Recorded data
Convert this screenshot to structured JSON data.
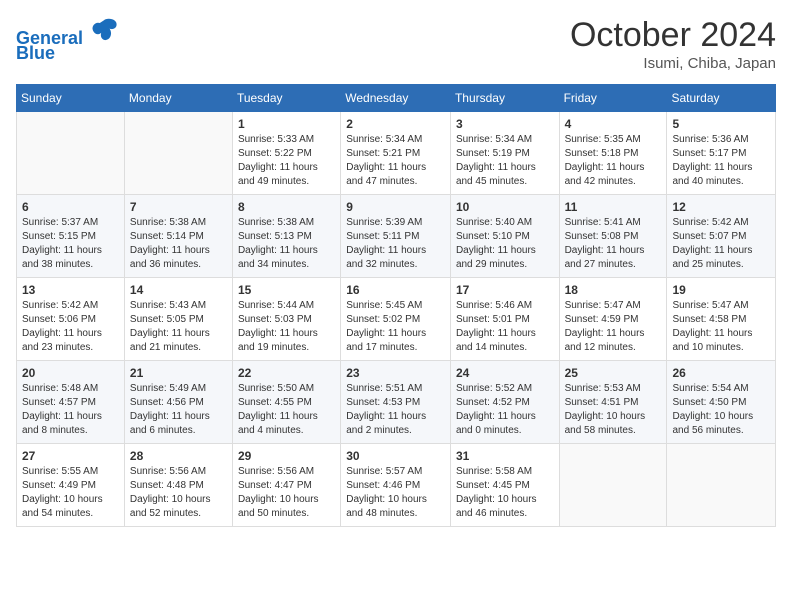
{
  "logo": {
    "line1": "General",
    "line2": "Blue"
  },
  "calendar": {
    "month": "October 2024",
    "location": "Isumi, Chiba, Japan"
  },
  "headers": [
    "Sunday",
    "Monday",
    "Tuesday",
    "Wednesday",
    "Thursday",
    "Friday",
    "Saturday"
  ],
  "weeks": [
    [
      {
        "day": "",
        "sunrise": "",
        "sunset": "",
        "daylight": ""
      },
      {
        "day": "",
        "sunrise": "",
        "sunset": "",
        "daylight": ""
      },
      {
        "day": "1",
        "sunrise": "Sunrise: 5:33 AM",
        "sunset": "Sunset: 5:22 PM",
        "daylight": "Daylight: 11 hours and 49 minutes."
      },
      {
        "day": "2",
        "sunrise": "Sunrise: 5:34 AM",
        "sunset": "Sunset: 5:21 PM",
        "daylight": "Daylight: 11 hours and 47 minutes."
      },
      {
        "day": "3",
        "sunrise": "Sunrise: 5:34 AM",
        "sunset": "Sunset: 5:19 PM",
        "daylight": "Daylight: 11 hours and 45 minutes."
      },
      {
        "day": "4",
        "sunrise": "Sunrise: 5:35 AM",
        "sunset": "Sunset: 5:18 PM",
        "daylight": "Daylight: 11 hours and 42 minutes."
      },
      {
        "day": "5",
        "sunrise": "Sunrise: 5:36 AM",
        "sunset": "Sunset: 5:17 PM",
        "daylight": "Daylight: 11 hours and 40 minutes."
      }
    ],
    [
      {
        "day": "6",
        "sunrise": "Sunrise: 5:37 AM",
        "sunset": "Sunset: 5:15 PM",
        "daylight": "Daylight: 11 hours and 38 minutes."
      },
      {
        "day": "7",
        "sunrise": "Sunrise: 5:38 AM",
        "sunset": "Sunset: 5:14 PM",
        "daylight": "Daylight: 11 hours and 36 minutes."
      },
      {
        "day": "8",
        "sunrise": "Sunrise: 5:38 AM",
        "sunset": "Sunset: 5:13 PM",
        "daylight": "Daylight: 11 hours and 34 minutes."
      },
      {
        "day": "9",
        "sunrise": "Sunrise: 5:39 AM",
        "sunset": "Sunset: 5:11 PM",
        "daylight": "Daylight: 11 hours and 32 minutes."
      },
      {
        "day": "10",
        "sunrise": "Sunrise: 5:40 AM",
        "sunset": "Sunset: 5:10 PM",
        "daylight": "Daylight: 11 hours and 29 minutes."
      },
      {
        "day": "11",
        "sunrise": "Sunrise: 5:41 AM",
        "sunset": "Sunset: 5:08 PM",
        "daylight": "Daylight: 11 hours and 27 minutes."
      },
      {
        "day": "12",
        "sunrise": "Sunrise: 5:42 AM",
        "sunset": "Sunset: 5:07 PM",
        "daylight": "Daylight: 11 hours and 25 minutes."
      }
    ],
    [
      {
        "day": "13",
        "sunrise": "Sunrise: 5:42 AM",
        "sunset": "Sunset: 5:06 PM",
        "daylight": "Daylight: 11 hours and 23 minutes."
      },
      {
        "day": "14",
        "sunrise": "Sunrise: 5:43 AM",
        "sunset": "Sunset: 5:05 PM",
        "daylight": "Daylight: 11 hours and 21 minutes."
      },
      {
        "day": "15",
        "sunrise": "Sunrise: 5:44 AM",
        "sunset": "Sunset: 5:03 PM",
        "daylight": "Daylight: 11 hours and 19 minutes."
      },
      {
        "day": "16",
        "sunrise": "Sunrise: 5:45 AM",
        "sunset": "Sunset: 5:02 PM",
        "daylight": "Daylight: 11 hours and 17 minutes."
      },
      {
        "day": "17",
        "sunrise": "Sunrise: 5:46 AM",
        "sunset": "Sunset: 5:01 PM",
        "daylight": "Daylight: 11 hours and 14 minutes."
      },
      {
        "day": "18",
        "sunrise": "Sunrise: 5:47 AM",
        "sunset": "Sunset: 4:59 PM",
        "daylight": "Daylight: 11 hours and 12 minutes."
      },
      {
        "day": "19",
        "sunrise": "Sunrise: 5:47 AM",
        "sunset": "Sunset: 4:58 PM",
        "daylight": "Daylight: 11 hours and 10 minutes."
      }
    ],
    [
      {
        "day": "20",
        "sunrise": "Sunrise: 5:48 AM",
        "sunset": "Sunset: 4:57 PM",
        "daylight": "Daylight: 11 hours and 8 minutes."
      },
      {
        "day": "21",
        "sunrise": "Sunrise: 5:49 AM",
        "sunset": "Sunset: 4:56 PM",
        "daylight": "Daylight: 11 hours and 6 minutes."
      },
      {
        "day": "22",
        "sunrise": "Sunrise: 5:50 AM",
        "sunset": "Sunset: 4:55 PM",
        "daylight": "Daylight: 11 hours and 4 minutes."
      },
      {
        "day": "23",
        "sunrise": "Sunrise: 5:51 AM",
        "sunset": "Sunset: 4:53 PM",
        "daylight": "Daylight: 11 hours and 2 minutes."
      },
      {
        "day": "24",
        "sunrise": "Sunrise: 5:52 AM",
        "sunset": "Sunset: 4:52 PM",
        "daylight": "Daylight: 11 hours and 0 minutes."
      },
      {
        "day": "25",
        "sunrise": "Sunrise: 5:53 AM",
        "sunset": "Sunset: 4:51 PM",
        "daylight": "Daylight: 10 hours and 58 minutes."
      },
      {
        "day": "26",
        "sunrise": "Sunrise: 5:54 AM",
        "sunset": "Sunset: 4:50 PM",
        "daylight": "Daylight: 10 hours and 56 minutes."
      }
    ],
    [
      {
        "day": "27",
        "sunrise": "Sunrise: 5:55 AM",
        "sunset": "Sunset: 4:49 PM",
        "daylight": "Daylight: 10 hours and 54 minutes."
      },
      {
        "day": "28",
        "sunrise": "Sunrise: 5:56 AM",
        "sunset": "Sunset: 4:48 PM",
        "daylight": "Daylight: 10 hours and 52 minutes."
      },
      {
        "day": "29",
        "sunrise": "Sunrise: 5:56 AM",
        "sunset": "Sunset: 4:47 PM",
        "daylight": "Daylight: 10 hours and 50 minutes."
      },
      {
        "day": "30",
        "sunrise": "Sunrise: 5:57 AM",
        "sunset": "Sunset: 4:46 PM",
        "daylight": "Daylight: 10 hours and 48 minutes."
      },
      {
        "day": "31",
        "sunrise": "Sunrise: 5:58 AM",
        "sunset": "Sunset: 4:45 PM",
        "daylight": "Daylight: 10 hours and 46 minutes."
      },
      {
        "day": "",
        "sunrise": "",
        "sunset": "",
        "daylight": ""
      },
      {
        "day": "",
        "sunrise": "",
        "sunset": "",
        "daylight": ""
      }
    ]
  ]
}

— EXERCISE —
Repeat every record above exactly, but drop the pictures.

— TASK OUTPUT —
Convert this screenshot to structured JSON data.
{
  "logo": {
    "line1": "General",
    "line2": "Blue"
  },
  "calendar": {
    "month": "October 2024",
    "location": "Isumi, Chiba, Japan"
  },
  "headers": [
    "Sunday",
    "Monday",
    "Tuesday",
    "Wednesday",
    "Thursday",
    "Friday",
    "Saturday"
  ],
  "weeks": [
    [
      {
        "day": "",
        "sunrise": "",
        "sunset": "",
        "daylight": ""
      },
      {
        "day": "",
        "sunrise": "",
        "sunset": "",
        "daylight": ""
      },
      {
        "day": "1",
        "sunrise": "Sunrise: 5:33 AM",
        "sunset": "Sunset: 5:22 PM",
        "daylight": "Daylight: 11 hours and 49 minutes."
      },
      {
        "day": "2",
        "sunrise": "Sunrise: 5:34 AM",
        "sunset": "Sunset: 5:21 PM",
        "daylight": "Daylight: 11 hours and 47 minutes."
      },
      {
        "day": "3",
        "sunrise": "Sunrise: 5:34 AM",
        "sunset": "Sunset: 5:19 PM",
        "daylight": "Daylight: 11 hours and 45 minutes."
      },
      {
        "day": "4",
        "sunrise": "Sunrise: 5:35 AM",
        "sunset": "Sunset: 5:18 PM",
        "daylight": "Daylight: 11 hours and 42 minutes."
      },
      {
        "day": "5",
        "sunrise": "Sunrise: 5:36 AM",
        "sunset": "Sunset: 5:17 PM",
        "daylight": "Daylight: 11 hours and 40 minutes."
      }
    ],
    [
      {
        "day": "6",
        "sunrise": "Sunrise: 5:37 AM",
        "sunset": "Sunset: 5:15 PM",
        "daylight": "Daylight: 11 hours and 38 minutes."
      },
      {
        "day": "7",
        "sunrise": "Sunrise: 5:38 AM",
        "sunset": "Sunset: 5:14 PM",
        "daylight": "Daylight: 11 hours and 36 minutes."
      },
      {
        "day": "8",
        "sunrise": "Sunrise: 5:38 AM",
        "sunset": "Sunset: 5:13 PM",
        "daylight": "Daylight: 11 hours and 34 minutes."
      },
      {
        "day": "9",
        "sunrise": "Sunrise: 5:39 AM",
        "sunset": "Sunset: 5:11 PM",
        "daylight": "Daylight: 11 hours and 32 minutes."
      },
      {
        "day": "10",
        "sunrise": "Sunrise: 5:40 AM",
        "sunset": "Sunset: 5:10 PM",
        "daylight": "Daylight: 11 hours and 29 minutes."
      },
      {
        "day": "11",
        "sunrise": "Sunrise: 5:41 AM",
        "sunset": "Sunset: 5:08 PM",
        "daylight": "Daylight: 11 hours and 27 minutes."
      },
      {
        "day": "12",
        "sunrise": "Sunrise: 5:42 AM",
        "sunset": "Sunset: 5:07 PM",
        "daylight": "Daylight: 11 hours and 25 minutes."
      }
    ],
    [
      {
        "day": "13",
        "sunrise": "Sunrise: 5:42 AM",
        "sunset": "Sunset: 5:06 PM",
        "daylight": "Daylight: 11 hours and 23 minutes."
      },
      {
        "day": "14",
        "sunrise": "Sunrise: 5:43 AM",
        "sunset": "Sunset: 5:05 PM",
        "daylight": "Daylight: 11 hours and 21 minutes."
      },
      {
        "day": "15",
        "sunrise": "Sunrise: 5:44 AM",
        "sunset": "Sunset: 5:03 PM",
        "daylight": "Daylight: 11 hours and 19 minutes."
      },
      {
        "day": "16",
        "sunrise": "Sunrise: 5:45 AM",
        "sunset": "Sunset: 5:02 PM",
        "daylight": "Daylight: 11 hours and 17 minutes."
      },
      {
        "day": "17",
        "sunrise": "Sunrise: 5:46 AM",
        "sunset": "Sunset: 5:01 PM",
        "daylight": "Daylight: 11 hours and 14 minutes."
      },
      {
        "day": "18",
        "sunrise": "Sunrise: 5:47 AM",
        "sunset": "Sunset: 4:59 PM",
        "daylight": "Daylight: 11 hours and 12 minutes."
      },
      {
        "day": "19",
        "sunrise": "Sunrise: 5:47 AM",
        "sunset": "Sunset: 4:58 PM",
        "daylight": "Daylight: 11 hours and 10 minutes."
      }
    ],
    [
      {
        "day": "20",
        "sunrise": "Sunrise: 5:48 AM",
        "sunset": "Sunset: 4:57 PM",
        "daylight": "Daylight: 11 hours and 8 minutes."
      },
      {
        "day": "21",
        "sunrise": "Sunrise: 5:49 AM",
        "sunset": "Sunset: 4:56 PM",
        "daylight": "Daylight: 11 hours and 6 minutes."
      },
      {
        "day": "22",
        "sunrise": "Sunrise: 5:50 AM",
        "sunset": "Sunset: 4:55 PM",
        "daylight": "Daylight: 11 hours and 4 minutes."
      },
      {
        "day": "23",
        "sunrise": "Sunrise: 5:51 AM",
        "sunset": "Sunset: 4:53 PM",
        "daylight": "Daylight: 11 hours and 2 minutes."
      },
      {
        "day": "24",
        "sunrise": "Sunrise: 5:52 AM",
        "sunset": "Sunset: 4:52 PM",
        "daylight": "Daylight: 11 hours and 0 minutes."
      },
      {
        "day": "25",
        "sunrise": "Sunrise: 5:53 AM",
        "sunset": "Sunset: 4:51 PM",
        "daylight": "Daylight: 10 hours and 58 minutes."
      },
      {
        "day": "26",
        "sunrise": "Sunrise: 5:54 AM",
        "sunset": "Sunset: 4:50 PM",
        "daylight": "Daylight: 10 hours and 56 minutes."
      }
    ],
    [
      {
        "day": "27",
        "sunrise": "Sunrise: 5:55 AM",
        "sunset": "Sunset: 4:49 PM",
        "daylight": "Daylight: 10 hours and 54 minutes."
      },
      {
        "day": "28",
        "sunrise": "Sunrise: 5:56 AM",
        "sunset": "Sunset: 4:48 PM",
        "daylight": "Daylight: 10 hours and 52 minutes."
      },
      {
        "day": "29",
        "sunrise": "Sunrise: 5:56 AM",
        "sunset": "Sunset: 4:47 PM",
        "daylight": "Daylight: 10 hours and 50 minutes."
      },
      {
        "day": "30",
        "sunrise": "Sunrise: 5:57 AM",
        "sunset": "Sunset: 4:46 PM",
        "daylight": "Daylight: 10 hours and 48 minutes."
      },
      {
        "day": "31",
        "sunrise": "Sunrise: 5:58 AM",
        "sunset": "Sunset: 4:45 PM",
        "daylight": "Daylight: 10 hours and 46 minutes."
      },
      {
        "day": "",
        "sunrise": "",
        "sunset": "",
        "daylight": ""
      },
      {
        "day": "",
        "sunrise": "",
        "sunset": "",
        "daylight": ""
      }
    ]
  ]
}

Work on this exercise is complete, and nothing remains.